What if one partner is not motivated or willing to participate in the process?

It is important that both partners are willing to participate in therapy. If one partner is not motivated or reluctant for whatever reason, it can hinder or thwart the therapeutic process. I generally recommend both people be willing to participate in therapy. If one of the partners has reservations or concerns, I offer a complimentary phone session to answer any questions they may have. I find this often puts people at ease if they can first talk with me before making an appointment.

How long does couple’s therapy take?

This is a common question. Every couple is different and has varying degrees of challenges they may be dealing with. If a couple is motivated and willing to do the work they will finish therapy sooner than a couple who doesn’t do the work. I have about 45 minutes a week with most of my couples. During this time, I have my couples engage in the therapeutic process which involves learning new relationship skills, healthy communication, strategies to help couples heal, deepen their emotional connection and learn to strengthen their relationship. I often have couples practice the skills and tools I give them during our session. If couples practice and do the work, they will have better relationships.

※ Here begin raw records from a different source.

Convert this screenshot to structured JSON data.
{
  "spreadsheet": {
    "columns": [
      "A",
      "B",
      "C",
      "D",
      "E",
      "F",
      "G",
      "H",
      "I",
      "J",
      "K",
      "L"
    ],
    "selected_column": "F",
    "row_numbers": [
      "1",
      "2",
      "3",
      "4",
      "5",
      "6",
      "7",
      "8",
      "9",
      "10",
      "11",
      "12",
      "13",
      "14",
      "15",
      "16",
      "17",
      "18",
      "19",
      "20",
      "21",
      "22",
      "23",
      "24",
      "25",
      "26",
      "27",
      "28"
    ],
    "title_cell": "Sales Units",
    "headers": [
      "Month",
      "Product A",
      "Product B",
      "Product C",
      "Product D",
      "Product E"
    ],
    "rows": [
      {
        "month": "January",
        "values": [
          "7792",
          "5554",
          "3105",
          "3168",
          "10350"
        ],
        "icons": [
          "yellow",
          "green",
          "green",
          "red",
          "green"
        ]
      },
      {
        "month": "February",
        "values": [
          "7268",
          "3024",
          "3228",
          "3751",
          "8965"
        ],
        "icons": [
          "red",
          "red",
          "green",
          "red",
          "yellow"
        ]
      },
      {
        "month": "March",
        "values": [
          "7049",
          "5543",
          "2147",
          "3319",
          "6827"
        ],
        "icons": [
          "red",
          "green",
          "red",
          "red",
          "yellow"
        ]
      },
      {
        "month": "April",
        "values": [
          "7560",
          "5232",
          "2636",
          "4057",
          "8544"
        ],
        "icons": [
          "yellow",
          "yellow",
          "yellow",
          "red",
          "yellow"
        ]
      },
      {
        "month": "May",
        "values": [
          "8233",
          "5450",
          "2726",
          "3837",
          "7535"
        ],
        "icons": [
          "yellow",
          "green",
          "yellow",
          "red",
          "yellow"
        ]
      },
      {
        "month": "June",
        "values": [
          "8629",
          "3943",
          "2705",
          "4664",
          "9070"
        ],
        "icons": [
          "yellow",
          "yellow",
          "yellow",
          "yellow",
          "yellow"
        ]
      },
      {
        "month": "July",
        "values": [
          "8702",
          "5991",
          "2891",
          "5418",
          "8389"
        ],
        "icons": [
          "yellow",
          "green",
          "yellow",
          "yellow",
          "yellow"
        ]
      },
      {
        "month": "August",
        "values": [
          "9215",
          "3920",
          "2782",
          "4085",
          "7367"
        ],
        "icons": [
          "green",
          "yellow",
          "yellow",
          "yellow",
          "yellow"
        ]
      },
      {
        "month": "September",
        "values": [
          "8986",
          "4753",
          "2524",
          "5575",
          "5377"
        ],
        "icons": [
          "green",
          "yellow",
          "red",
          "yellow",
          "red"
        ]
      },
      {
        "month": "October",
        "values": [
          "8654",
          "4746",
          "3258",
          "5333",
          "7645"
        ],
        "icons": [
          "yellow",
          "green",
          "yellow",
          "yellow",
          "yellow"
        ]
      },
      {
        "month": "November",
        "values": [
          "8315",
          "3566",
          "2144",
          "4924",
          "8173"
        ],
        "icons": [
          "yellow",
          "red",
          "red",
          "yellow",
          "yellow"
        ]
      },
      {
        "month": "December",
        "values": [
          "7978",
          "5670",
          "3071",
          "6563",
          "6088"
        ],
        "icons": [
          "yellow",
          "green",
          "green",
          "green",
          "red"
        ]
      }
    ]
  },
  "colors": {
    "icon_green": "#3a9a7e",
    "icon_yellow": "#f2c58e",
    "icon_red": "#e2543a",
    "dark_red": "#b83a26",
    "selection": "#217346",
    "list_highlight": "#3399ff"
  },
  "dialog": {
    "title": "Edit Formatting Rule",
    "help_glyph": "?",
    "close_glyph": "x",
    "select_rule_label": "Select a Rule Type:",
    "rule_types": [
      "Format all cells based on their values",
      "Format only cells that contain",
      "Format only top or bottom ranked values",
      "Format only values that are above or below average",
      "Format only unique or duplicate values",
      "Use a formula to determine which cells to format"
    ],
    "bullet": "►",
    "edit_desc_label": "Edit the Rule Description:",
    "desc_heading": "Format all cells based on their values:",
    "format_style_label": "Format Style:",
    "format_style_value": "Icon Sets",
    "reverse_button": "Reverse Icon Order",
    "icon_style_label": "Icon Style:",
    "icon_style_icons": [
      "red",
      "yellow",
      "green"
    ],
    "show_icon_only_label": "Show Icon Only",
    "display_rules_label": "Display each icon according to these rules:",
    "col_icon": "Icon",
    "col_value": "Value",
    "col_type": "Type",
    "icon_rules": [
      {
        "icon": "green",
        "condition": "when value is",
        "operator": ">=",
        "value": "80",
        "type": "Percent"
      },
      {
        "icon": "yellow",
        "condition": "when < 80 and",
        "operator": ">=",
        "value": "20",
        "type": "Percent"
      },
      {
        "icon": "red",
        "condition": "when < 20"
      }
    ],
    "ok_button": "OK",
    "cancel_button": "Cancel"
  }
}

What type of couple’s therapy do you do?

My approach to couple’s therapy is informed by the Gottman Method, Attachment theory and Interpersonal Neurobiology.

What is the Gottman Method?

The Gottman Method for Couples Therapy is a scientifically-based approach developed by Dr. John Gottman. He is one of the premier researchers in couples therapy. Dr. Gottman has over 4 decades of evidence-based research that undergirds his methodology. Dr. Gottman has studied what challenges many couples experience and developed tools and strategies to help with difficulties, such as communication, managing conflict, healthy interaction, and emotional connection. He has also studied what emotionally intelligent couples do. He has developed his skills and strategies based on his findings.

What is Attachment Theory?

Attachment Theory was first introduced and studied by Dr. John Bowlby. He looked at how our first primary relationships, usually with our mother and / or our father, influence us. He believed that our first experience with love and relationships is formed by our interactions with our primary care givers. Bowlby was instrumental in helping us to understand that these primary relationships in our lives create deep and enduring emotional bonds. According to Bowlby, our attachment with them whether secure or insecure, can affect our other relationships. We form internalized models of what love and attachment mean based on our relationships with our primary caregivers.

Later in the work of Mary Ainsworth, Bowlby’s hypothesis was tested in the Strange Situation Experiment. Ainsworth found that we generally have one of 3 styles of attachment: secure, insecure avoidant or insecure anxious. Over the last decade researchers are continuing to carry out and further research in this area. Dr. Sue Johnson and her work with Emotionally Focused Therapy is one example of attachment theory influencing current research and practice.

What is interpersonal neurobiology?

Interpersonal neurobiology, introduced by Dr. Dan Siegel, is a theory that helps us understand human development and functioning as being the result of the affiliation between the mind, body and relationships. It is an interdisciplinary field that brings together a wide array of scientific disciplines to help understand the mind, human experience and mental well-being. Interpersonal neurobiology is a scientifically grounded approach that helps us to understand the processes of integration, regulation and the importance of relational experiences in the development of a healthy mind.